Be open about the negatives.
Every role has drawbacks. You want to be aware of the less attractive aspects of the role and prepared to address objections, and you also want to be honest about the realities. We are quick to communicate to candidates in our talent pipeline that Phreesia is a high-growth organization that changes rapidly and moves quickly. If someone prefers routine and finds change distressing, it’s probably not the right environment for them, and it’s better to confront that head on rather than discover it’s a bad fit after the hire.
Continually adjust and refine.
Once the recruitment process is underway, our recruiter and hiring manager meet at least once a week so that they can discuss the response to the opportunity and any feedback from candidates. If the response is lukewarm and no one is progressing along the pipeline, we step back and re-assess immediately. Why are people failing to respond or dropping off? What kind of feedback are we getting from candidates? Are there common themes, and if so, can we address them? For example, we recently adjusted the compensation structure for a particular role because we were finding the right people, but they weren’t willing to accept the compensation package offered.
Why are people failing to respond or dropping off? What kind of feedback are we getting from candidates? Are there common themes, and if so, can we address them?
LinkedIn is an incredibly powerful recruiting tool. Of the 178 hires we have made since April 2017, 76 have originated with LinkedIn, making it our most effective hiring source by far. We invest in LinkedIn Recruiter at Phreesia because it gives us access to the entire LinkedIn database and allows us to broaden our reach, use our time more efficiently and continually test and refine our approach.
Here’s how we use it to achieve hiring success:
- Granular search: We conduct highly specific searches to identify specific skill sets, titles, locations, credentials and more to find great candidates and issue multiple InMails.
- Analytics and visibility: We adamantly use data to gauge response rates for InMails from different recruiters. If acceptance rates are low, we can dig in and determine what’s not working.

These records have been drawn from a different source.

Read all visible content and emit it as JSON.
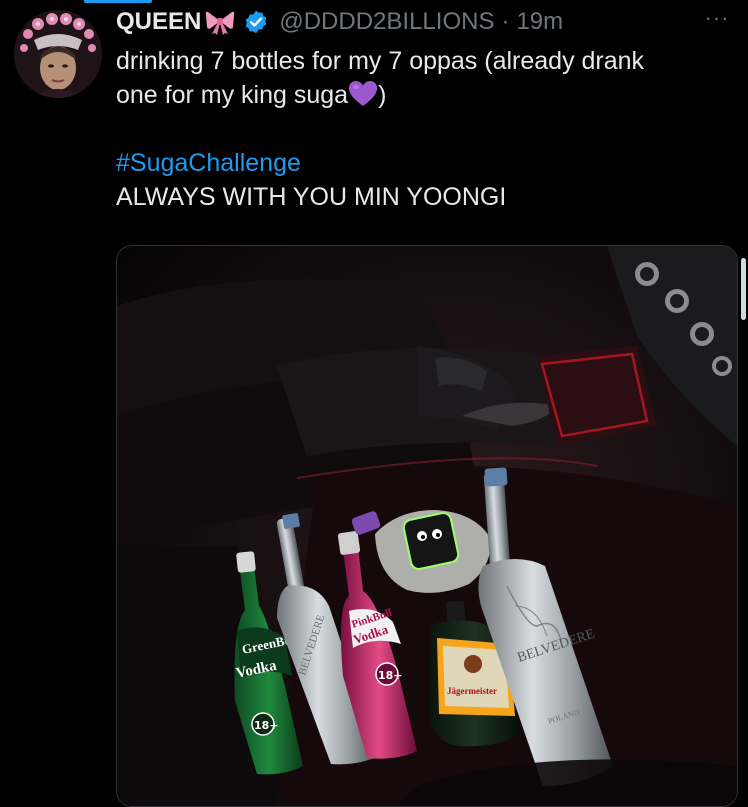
{
  "author": {
    "display_name": "QUEEN",
    "name_emoji": "ribbon-emoji",
    "verified": true,
    "handle": "@DDDD2BILLIONS",
    "separator": "·",
    "timestamp": "19m"
  },
  "more_menu": {
    "label": "···"
  },
  "tweet": {
    "line1": "drinking 7 bottles for my 7 oppas (already drank",
    "line2_prefix": "one for my king suga",
    "line2_suffix": ")",
    "hashtag": "#SugaChallenge",
    "line4": "ALWAYS WITH YOU MIN YOONGI"
  },
  "media": {
    "bottle_labels": {
      "greenbull_brand": "GreenBull",
      "greenbull_type": "Vodka",
      "greenbull_age": "18+",
      "pinkbull_brand": "PinkBull",
      "pinkbull_type": "Vodka",
      "pinkbull_age": "18+",
      "jager": "Jägermeister",
      "belvedere_1": "BELVEDERE",
      "belvedere_2": "BELVEDERE",
      "poland": "POLAND"
    }
  },
  "colors": {
    "background": "#000000",
    "text": "#e7e9ea",
    "muted": "#71767b",
    "accent": "#1d9bf0",
    "heart": "#9b59d0",
    "ribbon": "#f29abf"
  }
}
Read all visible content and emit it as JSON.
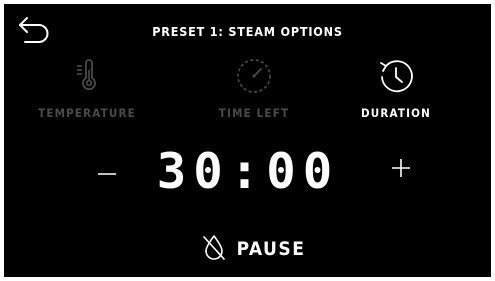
{
  "header": {
    "title": "PRESET 1: STEAM OPTIONS",
    "back_icon": "back-arrow-icon"
  },
  "options": [
    {
      "label": "TEMPERATURE",
      "icon": "thermometer-icon",
      "active": false
    },
    {
      "label": "TIME LEFT",
      "icon": "timer-dial-icon",
      "active": false
    },
    {
      "label": "DURATION",
      "icon": "clock-refresh-icon",
      "active": true
    }
  ],
  "controls": {
    "decrement_icon": "minus-icon",
    "increment_icon": "plus-icon",
    "time_value": "30:00"
  },
  "action": {
    "label": "PAUSE",
    "icon": "no-water-icon"
  },
  "colors": {
    "background": "#000000",
    "active": "#ffffff",
    "inactive": "#4a4a4a"
  }
}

- Optimization: We measure the success of every approach, then channel the learnings into future campaigns so that we can continually adjust and optimize the way we identify and engage candidates in our talent pipeline.
- Accountability: We rely on LinkedIn’s Best Practice Sourcing numbers to set a benchmark for recruiter activity and check in regularly to ensure recruiters are meeting those benchmarks.
Never sacrifice quality.
High-growth companies are under tremendous pressure to hire quickly to meet demand, but it is imperative that you don’t sacrifice quality in that rush. In the long run, focusing on quality of hire will have a much stronger impact on the business than hitting your hiring number. In my experience, the recruiters need to own this responsibility by setting the bar high and not pushing candidates through if they do not meet the criteria.
In the long run, focusing on quality of hire will have a much stronger impact on the business than hitting your hiring number. Recruiters need to own this responsibility.
Here’s the bottom line.
Talent is never easy to find, and for fast-growing organizations, the challenge is that much greater. By clarifying job requirements through scorecards and “bullseye” candidates, building close, collaborative relationships between hiring managers and recruiters and continually adapting and evolving while never losing sight of quality, you can keep the talent pipeline flowing fast enough to support accelerated growth.
LLR Partners believes in sharing the wealth of experience and expertise within our portfolio companies, network and teams in order to inspire and help accelerate growth for a wider community of business leaders. We hope you find these GrowthBits helpful and share them with your network. Read more growth insights here.